27.  The Rapporteur stresses the importance of strengthening institutional support and training in human rights through the adoption of a coordinated security policy by the various actors involved in the administration of justice in the country. The Rapporteur has received information that the office for coordination of justice, established 1998, has been unable to coordinate necessary actions to accomplish satisfactory criminal investigations  The Rapporteur has also noted a weakness in the technical and forensic investigative capability of the Guatemalan State; in this vein, the Rapporteur urges the State to implement the law for the establishment and operation of the National Autonomous Institute of Forensic Sciences.


28.  The Vice-President repeats that it is necessary to have elements to permit transparency in government, through rapid and effective access to public information held by the State. This includes information on the allocation of resources and management of investments made with public funds.


29.  The Rapporteur expresses her concern about the persistence of impunity as a structural problem in Guatemala. Human rights organizations told the Rapporteur that cases in the Public Prosecutor’s Office are often closed because it is not possible to continue investigating the facts. In this connection, Ms. Villarán reminds the Guatemalan State that impunity for human rights violations erodes the foundations of a democratic State, interrupting the development of its basic institutions.


Working meetings on cases and urgent precautionary measures before the inter-American system


30.  In the course of her visit, the Vice-President and Rapporteur for Guatemala of the Inter-American Commission held working meetings on cases during which important agreements were reached in five cases of friendly settlement, five cases of follow-up of recommendations, and eight precautionary measures. The progress made is a tribute to the effort and will of the victims, the representatives, and the State—represented by the COPREDEH—to fulfill their international obligations


31.  Finally, Ms. Susana Villarán expresses her appreciation to the State and its officials who met with her, especially the COPREDEH and its unit of men and women who defend human rights, for their support in coordination of the visit, and for providing valuable information.
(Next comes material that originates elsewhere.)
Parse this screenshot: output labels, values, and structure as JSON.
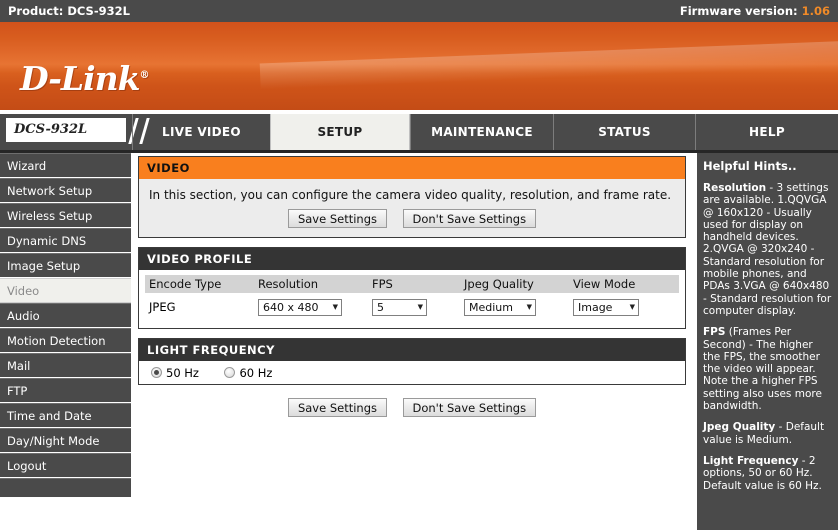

She also acknowledges with thanks the cooperation of organizations that supported the coordination of meetings with civil society and all those who took part in interviews with the delegation of the Inter-American Commission on Human rights.



Guatemala, July 21, 2005